(PROVIDED ENTRIES begins)

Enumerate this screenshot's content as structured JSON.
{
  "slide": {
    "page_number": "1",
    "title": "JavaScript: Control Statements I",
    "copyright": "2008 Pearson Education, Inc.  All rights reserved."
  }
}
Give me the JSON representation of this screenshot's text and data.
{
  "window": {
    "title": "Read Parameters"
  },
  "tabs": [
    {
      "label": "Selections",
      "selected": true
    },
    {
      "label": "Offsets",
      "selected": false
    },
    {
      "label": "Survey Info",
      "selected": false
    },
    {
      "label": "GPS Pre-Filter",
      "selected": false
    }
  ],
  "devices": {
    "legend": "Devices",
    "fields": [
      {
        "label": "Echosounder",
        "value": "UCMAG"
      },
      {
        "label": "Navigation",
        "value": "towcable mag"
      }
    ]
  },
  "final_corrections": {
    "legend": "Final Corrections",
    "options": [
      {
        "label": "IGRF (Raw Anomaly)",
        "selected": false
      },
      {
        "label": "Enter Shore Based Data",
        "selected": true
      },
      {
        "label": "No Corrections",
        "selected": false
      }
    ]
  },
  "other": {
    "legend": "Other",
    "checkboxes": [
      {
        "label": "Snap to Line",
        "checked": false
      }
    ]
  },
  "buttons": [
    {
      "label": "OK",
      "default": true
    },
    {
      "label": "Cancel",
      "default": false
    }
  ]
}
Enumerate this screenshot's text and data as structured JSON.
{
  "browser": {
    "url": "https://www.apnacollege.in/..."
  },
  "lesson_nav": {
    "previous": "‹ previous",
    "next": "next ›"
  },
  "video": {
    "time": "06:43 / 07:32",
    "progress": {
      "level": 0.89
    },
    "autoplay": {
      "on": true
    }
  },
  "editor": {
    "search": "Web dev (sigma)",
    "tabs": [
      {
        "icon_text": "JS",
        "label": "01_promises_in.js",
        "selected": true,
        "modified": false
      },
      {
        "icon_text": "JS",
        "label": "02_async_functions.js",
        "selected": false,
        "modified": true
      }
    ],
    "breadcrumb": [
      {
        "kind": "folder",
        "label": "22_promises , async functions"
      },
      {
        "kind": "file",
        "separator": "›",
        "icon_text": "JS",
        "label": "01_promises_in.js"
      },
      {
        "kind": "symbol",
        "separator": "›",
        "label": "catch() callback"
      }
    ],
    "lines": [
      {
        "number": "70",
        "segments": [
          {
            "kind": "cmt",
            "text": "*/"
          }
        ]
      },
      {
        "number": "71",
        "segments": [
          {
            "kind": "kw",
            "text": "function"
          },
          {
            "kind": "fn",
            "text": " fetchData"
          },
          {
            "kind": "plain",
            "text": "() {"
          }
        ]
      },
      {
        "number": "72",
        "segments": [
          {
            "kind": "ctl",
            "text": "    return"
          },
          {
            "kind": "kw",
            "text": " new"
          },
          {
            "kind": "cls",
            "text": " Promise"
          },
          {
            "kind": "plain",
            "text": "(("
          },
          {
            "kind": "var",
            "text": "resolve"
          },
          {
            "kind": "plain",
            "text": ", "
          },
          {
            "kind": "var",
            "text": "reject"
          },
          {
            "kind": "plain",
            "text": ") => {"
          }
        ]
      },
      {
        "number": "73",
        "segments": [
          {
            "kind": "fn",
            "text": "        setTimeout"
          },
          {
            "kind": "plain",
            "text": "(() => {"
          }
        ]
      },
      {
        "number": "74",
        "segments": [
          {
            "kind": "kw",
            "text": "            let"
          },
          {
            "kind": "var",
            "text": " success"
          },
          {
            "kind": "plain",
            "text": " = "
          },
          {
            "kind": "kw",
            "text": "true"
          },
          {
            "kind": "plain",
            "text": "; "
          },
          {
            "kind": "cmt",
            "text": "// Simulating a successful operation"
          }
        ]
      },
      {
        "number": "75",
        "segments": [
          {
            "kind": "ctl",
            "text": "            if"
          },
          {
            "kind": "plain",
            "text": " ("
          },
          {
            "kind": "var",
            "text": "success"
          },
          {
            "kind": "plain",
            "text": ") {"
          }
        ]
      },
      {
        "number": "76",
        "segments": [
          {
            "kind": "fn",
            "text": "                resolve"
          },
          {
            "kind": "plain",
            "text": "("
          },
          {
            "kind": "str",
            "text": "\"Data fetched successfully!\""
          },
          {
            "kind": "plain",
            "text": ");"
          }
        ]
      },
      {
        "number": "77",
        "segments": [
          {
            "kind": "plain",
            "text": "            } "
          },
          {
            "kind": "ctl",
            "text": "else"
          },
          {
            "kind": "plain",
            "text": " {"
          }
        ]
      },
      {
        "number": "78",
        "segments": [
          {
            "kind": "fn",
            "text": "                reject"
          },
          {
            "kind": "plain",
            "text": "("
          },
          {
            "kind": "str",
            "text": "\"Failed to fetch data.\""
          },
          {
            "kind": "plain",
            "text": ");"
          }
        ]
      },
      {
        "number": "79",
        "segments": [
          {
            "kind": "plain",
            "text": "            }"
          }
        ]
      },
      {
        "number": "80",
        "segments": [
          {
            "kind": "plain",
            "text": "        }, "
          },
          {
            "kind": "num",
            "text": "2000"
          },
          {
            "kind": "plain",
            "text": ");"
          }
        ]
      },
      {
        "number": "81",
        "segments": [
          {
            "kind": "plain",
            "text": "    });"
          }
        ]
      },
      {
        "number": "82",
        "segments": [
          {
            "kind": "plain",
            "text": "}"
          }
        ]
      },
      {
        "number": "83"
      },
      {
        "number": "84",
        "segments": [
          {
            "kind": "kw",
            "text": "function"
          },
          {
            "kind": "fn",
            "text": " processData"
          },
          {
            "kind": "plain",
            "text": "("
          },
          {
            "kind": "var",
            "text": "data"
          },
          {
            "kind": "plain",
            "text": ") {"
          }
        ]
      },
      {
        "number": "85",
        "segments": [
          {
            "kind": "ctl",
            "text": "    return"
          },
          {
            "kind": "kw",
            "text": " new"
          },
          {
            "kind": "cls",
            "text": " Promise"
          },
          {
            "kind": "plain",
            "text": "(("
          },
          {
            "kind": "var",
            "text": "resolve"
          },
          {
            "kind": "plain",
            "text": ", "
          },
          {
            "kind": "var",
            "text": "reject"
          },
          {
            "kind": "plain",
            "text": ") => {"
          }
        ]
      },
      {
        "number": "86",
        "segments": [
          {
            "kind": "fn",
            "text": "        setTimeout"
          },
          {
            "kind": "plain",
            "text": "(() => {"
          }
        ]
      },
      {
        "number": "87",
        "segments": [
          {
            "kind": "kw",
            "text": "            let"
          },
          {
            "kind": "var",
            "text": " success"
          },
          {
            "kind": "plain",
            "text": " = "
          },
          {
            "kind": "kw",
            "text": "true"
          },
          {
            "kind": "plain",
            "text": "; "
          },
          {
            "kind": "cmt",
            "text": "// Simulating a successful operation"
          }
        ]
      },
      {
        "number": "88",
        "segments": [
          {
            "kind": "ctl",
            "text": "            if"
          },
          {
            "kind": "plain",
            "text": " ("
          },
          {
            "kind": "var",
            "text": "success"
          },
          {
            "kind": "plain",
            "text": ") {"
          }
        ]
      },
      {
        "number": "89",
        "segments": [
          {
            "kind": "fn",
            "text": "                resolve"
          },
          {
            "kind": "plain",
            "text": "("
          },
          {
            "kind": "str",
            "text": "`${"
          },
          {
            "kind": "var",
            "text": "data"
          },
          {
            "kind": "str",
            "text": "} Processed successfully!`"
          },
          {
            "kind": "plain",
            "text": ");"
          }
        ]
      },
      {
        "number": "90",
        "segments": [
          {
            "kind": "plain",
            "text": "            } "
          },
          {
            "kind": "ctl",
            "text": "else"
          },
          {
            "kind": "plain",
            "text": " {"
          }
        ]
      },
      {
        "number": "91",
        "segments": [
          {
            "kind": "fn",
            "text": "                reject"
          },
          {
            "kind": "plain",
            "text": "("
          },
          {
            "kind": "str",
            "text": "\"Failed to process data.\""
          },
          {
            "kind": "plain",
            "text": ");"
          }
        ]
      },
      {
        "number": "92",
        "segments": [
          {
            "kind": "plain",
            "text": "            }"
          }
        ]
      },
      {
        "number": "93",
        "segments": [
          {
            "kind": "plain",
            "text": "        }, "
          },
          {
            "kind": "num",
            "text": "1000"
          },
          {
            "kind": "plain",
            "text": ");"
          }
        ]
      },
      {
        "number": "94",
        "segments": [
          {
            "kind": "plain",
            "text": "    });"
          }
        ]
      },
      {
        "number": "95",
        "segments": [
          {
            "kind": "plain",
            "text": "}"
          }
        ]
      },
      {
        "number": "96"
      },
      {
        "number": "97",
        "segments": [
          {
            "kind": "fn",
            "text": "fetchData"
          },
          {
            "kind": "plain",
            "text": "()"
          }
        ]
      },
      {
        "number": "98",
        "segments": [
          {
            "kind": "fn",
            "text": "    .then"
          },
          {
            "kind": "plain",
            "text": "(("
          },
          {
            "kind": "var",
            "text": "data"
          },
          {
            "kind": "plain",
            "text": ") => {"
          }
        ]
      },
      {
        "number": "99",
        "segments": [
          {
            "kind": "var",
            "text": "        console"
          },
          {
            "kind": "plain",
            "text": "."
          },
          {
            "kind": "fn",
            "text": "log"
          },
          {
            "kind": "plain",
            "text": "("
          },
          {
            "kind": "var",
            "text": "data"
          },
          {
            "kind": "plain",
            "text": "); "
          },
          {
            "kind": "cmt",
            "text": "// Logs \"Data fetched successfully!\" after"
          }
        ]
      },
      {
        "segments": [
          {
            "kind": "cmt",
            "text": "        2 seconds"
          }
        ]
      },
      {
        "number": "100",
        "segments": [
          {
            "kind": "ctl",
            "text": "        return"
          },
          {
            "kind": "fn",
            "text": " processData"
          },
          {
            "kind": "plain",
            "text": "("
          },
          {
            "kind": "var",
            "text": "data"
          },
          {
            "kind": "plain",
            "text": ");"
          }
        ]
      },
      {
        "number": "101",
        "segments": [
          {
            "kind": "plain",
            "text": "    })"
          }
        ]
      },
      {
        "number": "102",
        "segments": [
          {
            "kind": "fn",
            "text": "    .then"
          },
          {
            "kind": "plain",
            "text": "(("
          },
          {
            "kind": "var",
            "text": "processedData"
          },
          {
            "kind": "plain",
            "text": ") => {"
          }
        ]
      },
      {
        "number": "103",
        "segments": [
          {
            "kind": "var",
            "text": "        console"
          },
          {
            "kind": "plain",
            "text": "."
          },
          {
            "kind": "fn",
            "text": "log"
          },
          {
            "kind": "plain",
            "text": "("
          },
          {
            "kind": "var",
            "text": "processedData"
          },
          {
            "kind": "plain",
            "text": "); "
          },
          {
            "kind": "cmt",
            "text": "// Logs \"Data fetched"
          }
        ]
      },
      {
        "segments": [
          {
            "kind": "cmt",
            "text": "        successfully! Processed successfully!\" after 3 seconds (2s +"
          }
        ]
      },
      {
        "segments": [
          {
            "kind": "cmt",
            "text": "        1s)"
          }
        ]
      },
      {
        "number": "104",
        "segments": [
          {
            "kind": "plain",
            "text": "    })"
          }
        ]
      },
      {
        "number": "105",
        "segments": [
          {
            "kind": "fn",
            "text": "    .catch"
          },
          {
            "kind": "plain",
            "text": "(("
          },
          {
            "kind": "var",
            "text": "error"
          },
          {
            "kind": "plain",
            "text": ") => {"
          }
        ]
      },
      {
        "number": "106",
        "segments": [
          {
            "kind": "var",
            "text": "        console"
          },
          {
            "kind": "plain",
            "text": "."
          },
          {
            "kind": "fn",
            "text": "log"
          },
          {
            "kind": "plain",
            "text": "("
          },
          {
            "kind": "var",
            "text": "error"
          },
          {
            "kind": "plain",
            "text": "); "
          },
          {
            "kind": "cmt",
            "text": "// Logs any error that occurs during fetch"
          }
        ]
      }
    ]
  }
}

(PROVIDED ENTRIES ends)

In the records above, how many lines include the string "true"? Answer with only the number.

EXERCISE SOLUTION —
8